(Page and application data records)
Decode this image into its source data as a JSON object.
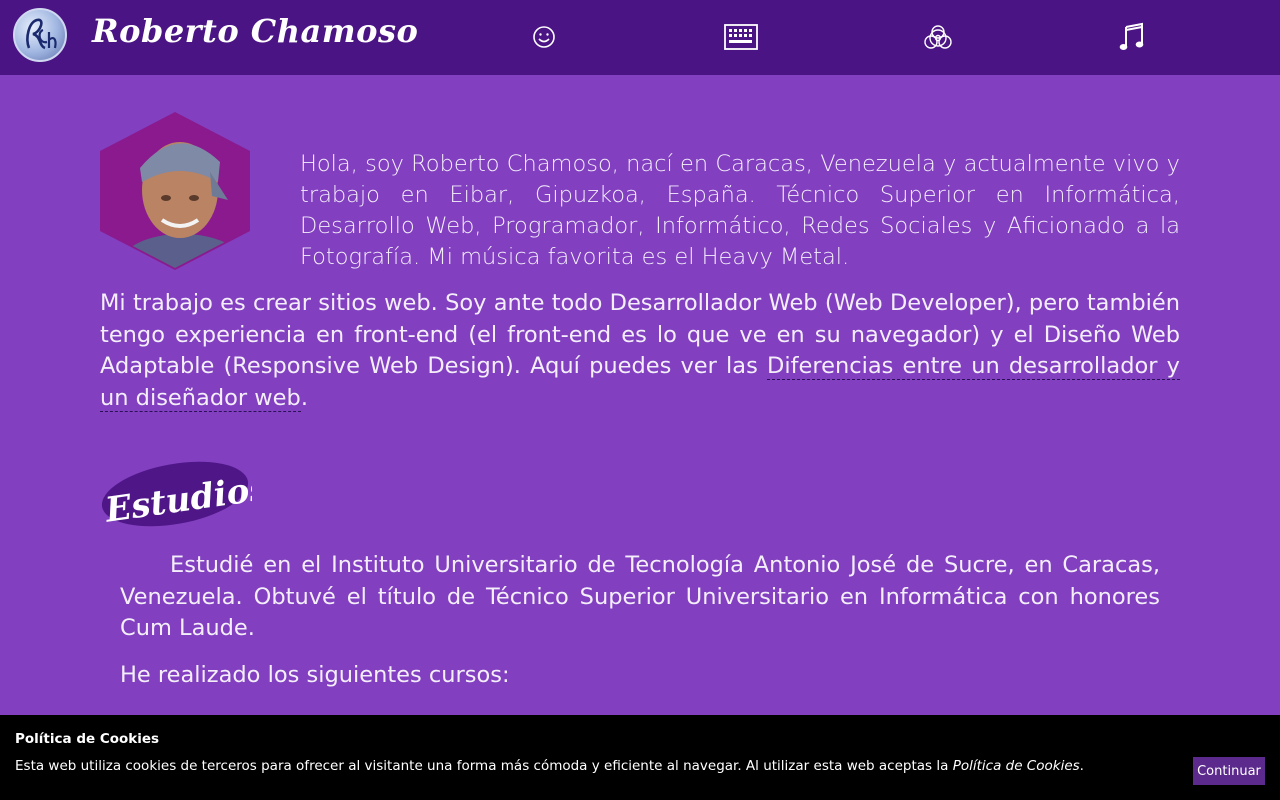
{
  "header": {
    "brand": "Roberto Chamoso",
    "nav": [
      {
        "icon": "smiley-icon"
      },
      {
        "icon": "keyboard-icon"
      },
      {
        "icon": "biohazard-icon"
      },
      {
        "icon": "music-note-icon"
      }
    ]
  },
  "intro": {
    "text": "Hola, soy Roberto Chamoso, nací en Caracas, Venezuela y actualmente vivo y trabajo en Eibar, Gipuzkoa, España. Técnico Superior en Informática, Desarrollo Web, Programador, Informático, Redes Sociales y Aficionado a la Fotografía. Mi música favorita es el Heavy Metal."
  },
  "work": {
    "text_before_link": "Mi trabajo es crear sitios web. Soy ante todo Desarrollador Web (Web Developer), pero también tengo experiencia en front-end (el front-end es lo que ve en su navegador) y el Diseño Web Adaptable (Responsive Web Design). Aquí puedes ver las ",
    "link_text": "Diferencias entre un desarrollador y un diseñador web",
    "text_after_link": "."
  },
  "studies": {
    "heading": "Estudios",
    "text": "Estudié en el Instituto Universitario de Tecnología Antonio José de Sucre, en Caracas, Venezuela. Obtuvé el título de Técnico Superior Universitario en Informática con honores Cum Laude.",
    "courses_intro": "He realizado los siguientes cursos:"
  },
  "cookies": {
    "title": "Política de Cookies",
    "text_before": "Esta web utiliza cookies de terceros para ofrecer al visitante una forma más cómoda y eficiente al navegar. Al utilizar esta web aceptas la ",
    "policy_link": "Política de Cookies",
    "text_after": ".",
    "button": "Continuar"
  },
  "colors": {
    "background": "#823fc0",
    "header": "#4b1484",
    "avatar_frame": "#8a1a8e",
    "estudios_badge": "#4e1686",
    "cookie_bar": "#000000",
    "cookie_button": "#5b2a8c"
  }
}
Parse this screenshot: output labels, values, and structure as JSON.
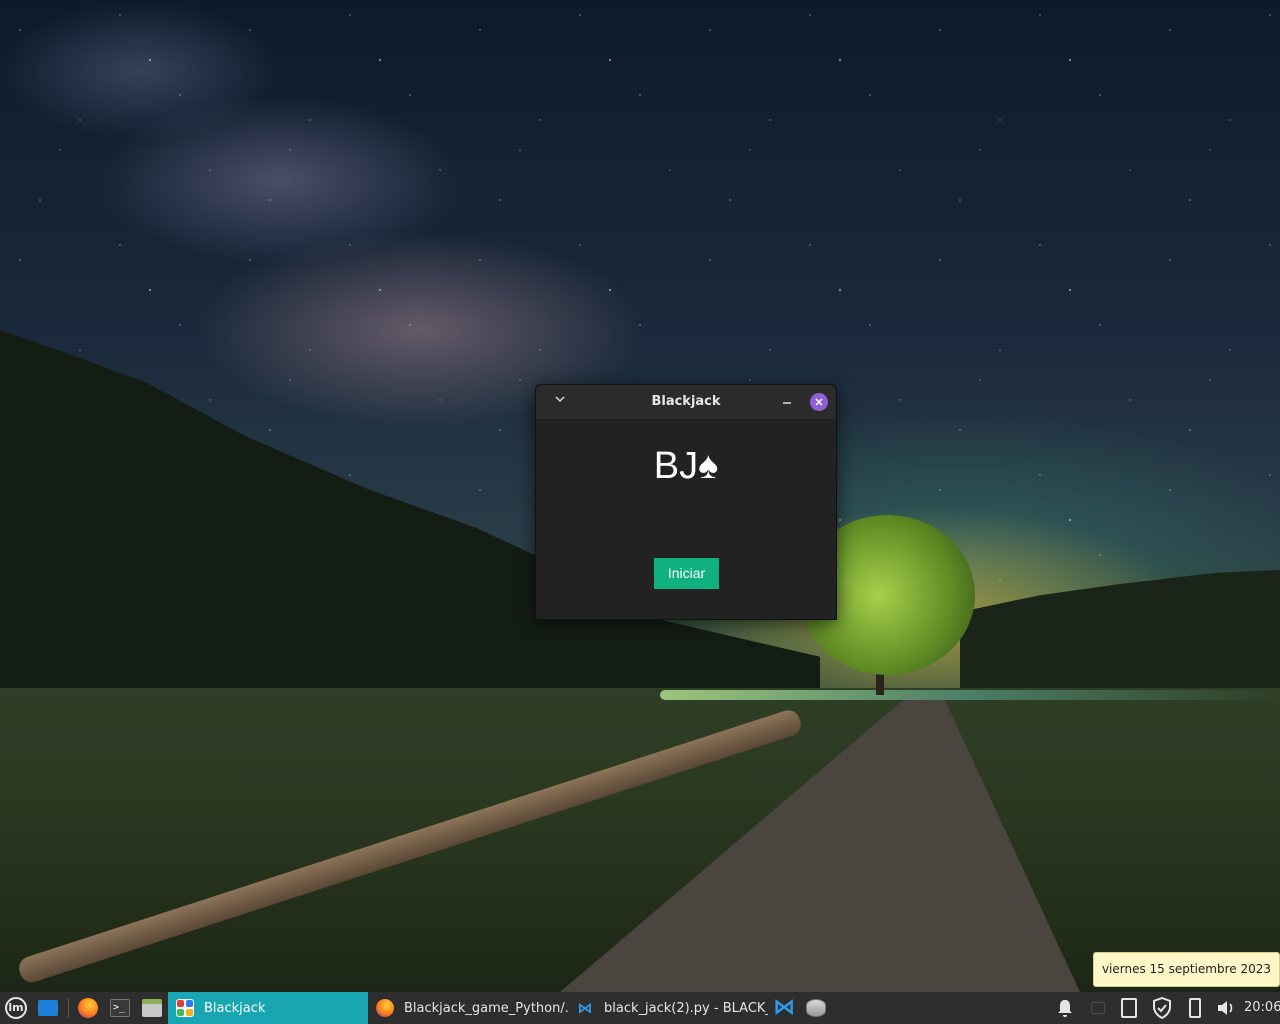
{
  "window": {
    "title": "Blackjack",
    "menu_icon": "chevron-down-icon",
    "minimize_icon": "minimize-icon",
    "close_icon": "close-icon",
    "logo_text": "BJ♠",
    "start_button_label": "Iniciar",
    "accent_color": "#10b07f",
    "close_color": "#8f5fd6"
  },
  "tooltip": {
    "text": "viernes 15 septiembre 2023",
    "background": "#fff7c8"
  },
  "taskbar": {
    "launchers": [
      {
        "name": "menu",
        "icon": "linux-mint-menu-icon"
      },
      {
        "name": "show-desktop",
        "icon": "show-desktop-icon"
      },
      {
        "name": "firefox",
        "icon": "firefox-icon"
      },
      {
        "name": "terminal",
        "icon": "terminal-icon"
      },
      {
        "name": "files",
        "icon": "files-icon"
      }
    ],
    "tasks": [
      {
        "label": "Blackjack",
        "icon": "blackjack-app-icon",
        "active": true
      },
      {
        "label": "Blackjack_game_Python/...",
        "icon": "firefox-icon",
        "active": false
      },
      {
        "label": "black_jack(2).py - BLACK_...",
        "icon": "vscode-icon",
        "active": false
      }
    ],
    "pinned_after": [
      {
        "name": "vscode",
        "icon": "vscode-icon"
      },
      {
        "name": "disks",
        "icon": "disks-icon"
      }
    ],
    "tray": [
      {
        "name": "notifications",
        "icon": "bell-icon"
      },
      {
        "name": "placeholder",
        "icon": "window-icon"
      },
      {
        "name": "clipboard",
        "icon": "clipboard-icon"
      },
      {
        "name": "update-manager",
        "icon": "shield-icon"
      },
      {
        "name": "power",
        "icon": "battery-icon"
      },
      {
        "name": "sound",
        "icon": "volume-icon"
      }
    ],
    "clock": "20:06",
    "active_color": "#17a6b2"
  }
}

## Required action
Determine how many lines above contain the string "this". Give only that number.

## Reply to the exercise
2